What's required is a verbatim printout of all the data.

[Source records]
==================================================
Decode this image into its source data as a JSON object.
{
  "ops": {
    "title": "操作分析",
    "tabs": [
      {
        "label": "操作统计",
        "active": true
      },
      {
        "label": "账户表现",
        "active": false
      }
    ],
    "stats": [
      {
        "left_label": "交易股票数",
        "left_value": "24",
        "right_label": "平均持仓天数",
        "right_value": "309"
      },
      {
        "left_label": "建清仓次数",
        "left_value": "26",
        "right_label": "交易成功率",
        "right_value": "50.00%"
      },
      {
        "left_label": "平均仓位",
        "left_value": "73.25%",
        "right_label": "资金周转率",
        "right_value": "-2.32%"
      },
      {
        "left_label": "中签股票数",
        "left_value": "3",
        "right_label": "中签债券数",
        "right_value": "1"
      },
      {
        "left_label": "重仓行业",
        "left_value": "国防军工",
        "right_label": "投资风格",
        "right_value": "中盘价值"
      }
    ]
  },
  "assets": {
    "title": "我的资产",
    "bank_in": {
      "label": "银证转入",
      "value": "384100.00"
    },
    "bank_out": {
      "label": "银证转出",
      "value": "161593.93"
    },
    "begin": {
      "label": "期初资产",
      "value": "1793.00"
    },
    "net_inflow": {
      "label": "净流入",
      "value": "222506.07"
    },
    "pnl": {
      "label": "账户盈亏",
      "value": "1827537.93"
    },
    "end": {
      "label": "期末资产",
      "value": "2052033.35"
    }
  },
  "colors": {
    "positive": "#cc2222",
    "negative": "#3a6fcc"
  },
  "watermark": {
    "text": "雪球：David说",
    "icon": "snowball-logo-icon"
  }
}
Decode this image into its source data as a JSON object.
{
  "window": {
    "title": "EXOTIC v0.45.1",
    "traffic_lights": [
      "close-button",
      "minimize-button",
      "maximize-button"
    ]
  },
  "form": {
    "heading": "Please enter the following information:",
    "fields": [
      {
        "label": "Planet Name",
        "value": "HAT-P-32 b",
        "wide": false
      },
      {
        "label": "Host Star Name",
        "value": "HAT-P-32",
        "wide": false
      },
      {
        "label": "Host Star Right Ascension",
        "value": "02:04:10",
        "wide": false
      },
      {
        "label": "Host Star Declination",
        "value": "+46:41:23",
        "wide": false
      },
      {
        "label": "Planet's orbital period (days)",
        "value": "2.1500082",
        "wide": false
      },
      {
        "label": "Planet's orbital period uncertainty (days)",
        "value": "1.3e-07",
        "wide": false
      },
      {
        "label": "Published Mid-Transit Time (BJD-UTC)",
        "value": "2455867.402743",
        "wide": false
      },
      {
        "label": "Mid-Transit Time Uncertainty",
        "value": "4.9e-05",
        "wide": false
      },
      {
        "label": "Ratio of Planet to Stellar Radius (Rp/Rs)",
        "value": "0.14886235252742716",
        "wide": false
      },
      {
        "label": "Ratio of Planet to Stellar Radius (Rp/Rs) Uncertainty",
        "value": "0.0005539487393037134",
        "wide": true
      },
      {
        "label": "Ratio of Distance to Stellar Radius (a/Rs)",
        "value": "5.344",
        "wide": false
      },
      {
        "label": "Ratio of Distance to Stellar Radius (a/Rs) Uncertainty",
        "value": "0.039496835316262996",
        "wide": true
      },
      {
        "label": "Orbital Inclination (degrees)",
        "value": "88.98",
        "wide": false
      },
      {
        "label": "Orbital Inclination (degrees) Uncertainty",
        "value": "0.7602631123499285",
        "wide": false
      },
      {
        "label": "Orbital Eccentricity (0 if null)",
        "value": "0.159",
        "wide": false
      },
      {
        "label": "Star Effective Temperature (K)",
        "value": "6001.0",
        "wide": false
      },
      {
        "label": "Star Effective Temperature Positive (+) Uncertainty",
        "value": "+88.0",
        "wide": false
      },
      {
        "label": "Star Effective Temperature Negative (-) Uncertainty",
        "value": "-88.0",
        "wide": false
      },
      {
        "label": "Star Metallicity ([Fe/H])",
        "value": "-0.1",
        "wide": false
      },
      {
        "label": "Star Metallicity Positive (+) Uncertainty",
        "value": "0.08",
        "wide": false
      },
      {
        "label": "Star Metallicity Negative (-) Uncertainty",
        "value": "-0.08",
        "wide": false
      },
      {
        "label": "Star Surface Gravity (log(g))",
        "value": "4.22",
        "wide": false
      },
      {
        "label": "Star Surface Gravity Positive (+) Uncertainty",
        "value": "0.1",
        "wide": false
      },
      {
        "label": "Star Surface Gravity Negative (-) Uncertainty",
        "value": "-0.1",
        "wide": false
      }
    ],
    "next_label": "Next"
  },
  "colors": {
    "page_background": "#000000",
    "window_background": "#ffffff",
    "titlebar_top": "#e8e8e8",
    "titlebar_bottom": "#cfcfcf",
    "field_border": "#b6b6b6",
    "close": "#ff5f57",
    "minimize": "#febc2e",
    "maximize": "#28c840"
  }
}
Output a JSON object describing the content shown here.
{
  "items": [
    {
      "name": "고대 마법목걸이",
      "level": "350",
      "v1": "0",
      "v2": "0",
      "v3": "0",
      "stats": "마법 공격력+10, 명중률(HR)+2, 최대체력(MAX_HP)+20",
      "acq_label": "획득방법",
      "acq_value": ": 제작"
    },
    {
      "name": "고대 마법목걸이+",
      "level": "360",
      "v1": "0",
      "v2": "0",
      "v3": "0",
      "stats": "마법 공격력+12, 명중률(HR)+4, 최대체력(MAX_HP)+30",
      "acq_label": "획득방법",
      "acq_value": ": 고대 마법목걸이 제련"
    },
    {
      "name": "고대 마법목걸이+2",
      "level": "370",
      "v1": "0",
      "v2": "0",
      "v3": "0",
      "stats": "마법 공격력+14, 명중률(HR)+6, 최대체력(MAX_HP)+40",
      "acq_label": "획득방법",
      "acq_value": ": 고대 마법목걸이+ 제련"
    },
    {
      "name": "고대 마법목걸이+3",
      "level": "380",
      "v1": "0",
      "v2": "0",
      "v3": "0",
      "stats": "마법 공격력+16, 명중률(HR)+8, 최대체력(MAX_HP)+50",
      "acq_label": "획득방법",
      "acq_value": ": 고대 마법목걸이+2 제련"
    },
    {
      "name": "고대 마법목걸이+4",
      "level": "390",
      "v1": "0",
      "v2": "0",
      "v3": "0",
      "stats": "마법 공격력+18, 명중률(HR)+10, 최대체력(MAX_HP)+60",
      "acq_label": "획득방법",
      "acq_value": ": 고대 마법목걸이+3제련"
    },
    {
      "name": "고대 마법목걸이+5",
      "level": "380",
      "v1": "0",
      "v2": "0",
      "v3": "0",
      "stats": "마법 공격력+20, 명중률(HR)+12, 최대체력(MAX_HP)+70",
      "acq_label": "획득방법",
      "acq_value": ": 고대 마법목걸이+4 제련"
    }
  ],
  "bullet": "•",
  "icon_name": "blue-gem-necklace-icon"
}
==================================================
### [Task solution]
Decode this image into its source data as a JSON object.
{
  "ops": {
    "title": "操作分析",
    "tabs": [
      {
        "label": "操作统计",
        "active": true
      },
      {
        "label": "账户表现",
        "active": false
      }
    ],
    "stats": [
      {
        "left_label": "交易股票数",
        "left_value": "24",
        "right_label": "平均持仓天数",
        "right_value": "309"
      },
      {
        "left_label": "建清仓次数",
        "left_value": "26",
        "right_label": "交易成功率",
        "right_value": "50.00%"
      },
      {
        "left_label": "平均仓位",
        "left_value": "73.25%",
        "right_label": "资金周转率",
        "right_value": "-2.32%"
      },
      {
        "left_label": "中签股票数",
        "left_value": "3",
        "right_label": "中签债券数",
        "right_value": "1"
      },
      {
        "left_label": "重仓行业",
        "left_value": "国防军工",
        "right_label": "投资风格",
        "right_value": "中盘价值"
      }
    ]
  },
  "assets": {
    "title": "我的资产",
    "bank_in": {
      "label": "银证转入",
      "value": "384100.00"
    },
    "bank_out": {
      "label": "银证转出",
      "value": "161593.93"
    },
    "begin": {
      "label": "期初资产",
      "value": "1793.00"
    },
    "net_inflow": {
      "label": "净流入",
      "value": "222506.07"
    },
    "pnl": {
      "label": "账户盈亏",
      "value": "1827537.93"
    },
    "end": {
      "label": "期末资产",
      "value": "2052033.35"
    }
  },
  "colors": {
    "positive": "#cc2222",
    "negative": "#3a6fcc"
  },
  "watermark": {
    "text": "雪球：David说",
    "icon": "snowball-logo-icon"
  }
}
Decode this image into its source data as a JSON object.
{
  "window": {
    "title": "EXOTIC v0.45.1",
    "traffic_lights": [
      "close-button",
      "minimize-button",
      "maximize-button"
    ]
  },
  "form": {
    "heading": "Please enter the following information:",
    "fields": [
      {
        "label": "Planet Name",
        "value": "HAT-P-32 b",
        "wide": false
      },
      {
        "label": "Host Star Name",
        "value": "HAT-P-32",
        "wide": false
      },
      {
        "label": "Host Star Right Ascension",
        "value": "02:04:10",
        "wide": false
      },
      {
        "label": "Host Star Declination",
        "value": "+46:41:23",
        "wide": false
      },
      {
        "label": "Planet's orbital period (days)",
        "value": "2.1500082",
        "wide": false
      },
      {
        "label": "Planet's orbital period uncertainty (days)",
        "value": "1.3e-07",
        "wide": false
      },
      {
        "label": "Published Mid-Transit Time (BJD-UTC)",
        "value": "2455867.402743",
        "wide": false
      },
      {
        "label": "Mid-Transit Time Uncertainty",
        "value": "4.9e-05",
        "wide": false
      },
      {
        "label": "Ratio of Planet to Stellar Radius (Rp/Rs)",
        "value": "0.14886235252742716",
        "wide": false
      },
      {
        "label": "Ratio of Planet to Stellar Radius (Rp/Rs) Uncertainty",
        "value": "0.0005539487393037134",
        "wide": true
      },
      {
        "label": "Ratio of Distance to Stellar Radius (a/Rs)",
        "value": "5.344",
        "wide": false
      },
      {
        "label": "Ratio of Distance to Stellar Radius (a/Rs) Uncertainty",
        "value": "0.039496835316262996",
        "wide": true
      },
      {
        "label": "Orbital Inclination (degrees)",
        "value": "88.98",
        "wide": false
      },
      {
        "label": "Orbital Inclination (degrees) Uncertainty",
        "value": "0.7602631123499285",
        "wide": false
      },
      {
        "label": "Orbital Eccentricity (0 if null)",
        "value": "0.159",
        "wide": false
      },
      {
        "label": "Star Effective Temperature (K)",
        "value": "6001.0",
        "wide": false
      },
      {
        "label": "Star Effective Temperature Positive (+) Uncertainty",
        "value": "+88.0",
        "wide": false
      },
      {
        "label": "Star Effective Temperature Negative (-) Uncertainty",
        "value": "-88.0",
        "wide": false
      },
      {
        "label": "Star Metallicity ([Fe/H])",
        "value": "-0.1",
        "wide": false
      },
      {
        "label": "Star Metallicity Positive (+) Uncertainty",
        "value": "0.08",
        "wide": false
      },
      {
        "label": "Star Metallicity Negative (-) Uncertainty",
        "value": "-0.08",
        "wide": false
      },
      {
        "label": "Star Surface Gravity (log(g))",
        "value": "4.22",
        "wide": false
      },
      {
        "label": "Star Surface Gravity Positive (+) Uncertainty",
        "value": "0.1",
        "wide": false
      },
      {
        "label": "Star Surface Gravity Negative (-) Uncertainty",
        "value": "-0.1",
        "wide": false
      }
    ],
    "next_label": "Next"
  },
  "colors": {
    "page_background": "#000000",
    "window_background": "#ffffff",
    "titlebar_top": "#e8e8e8",
    "titlebar_bottom": "#cfcfcf",
    "field_border": "#b6b6b6",
    "close": "#ff5f57",
    "minimize": "#febc2e",
    "maximize": "#28c840"
  }
}
Output a JSON object describing the content shown here.
{
  "items": [
    {
      "name": "고대 마법목걸이",
      "level": "350",
      "v1": "0",
      "v2": "0",
      "v3": "0",
      "stats": "마법 공격력+10, 명중률(HR)+2, 최대체력(MAX_HP)+20",
      "acq_label": "획득방법",
      "acq_value": ": 제작"
    },
    {
      "name": "고대 마법목걸이+",
      "level": "360",
      "v1": "0",
      "v2": "0",
      "v3": "0",
      "stats": "마법 공격력+12, 명중률(HR)+4, 최대체력(MAX_HP)+30",
      "acq_label": "획득방법",
      "acq_value": ": 고대 마법목걸이 제련"
    },
    {
      "name": "고대 마법목걸이+2",
      "level": "370",
      "v1": "0",
      "v2": "0",
      "v3": "0",
      "stats": "마법 공격력+14, 명중률(HR)+6, 최대체력(MAX_HP)+40",
      "acq_label": "획득방법",
      "acq_value": ": 고대 마법목걸이+ 제련"
    },
    {
      "name": "고대 마법목걸이+3",
      "level": "380",
      "v1": "0",
      "v2": "0",
      "v3": "0",
      "stats": "마법 공격력+16, 명중률(HR)+8, 최대체력(MAX_HP)+50",
      "acq_label": "획득방법",
      "acq_value": ": 고대 마법목걸이+2 제련"
    },
    {
      "name": "고대 마법목걸이+4",
      "level": "390",
      "v1": "0",
      "v2": "0",
      "v3": "0",
      "stats": "마법 공격력+18, 명중률(HR)+10, 최대체력(MAX_HP)+60",
      "acq_label": "획득방법",
      "acq_value": ": 고대 마법목걸이+3제련"
    },
    {
      "name": "고대 마법목걸이+5",
      "level": "380",
      "v1": "0",
      "v2": "0",
      "v3": "0",
      "stats": "마법 공격력+20, 명중률(HR)+12, 최대체력(MAX_HP)+70",
      "acq_label": "획득방법",
      "acq_value": ": 고대 마법목걸이+4 제련"
    }
  ],
  "bullet": "•",
  "icon_name": "blue-gem-necklace-icon"
}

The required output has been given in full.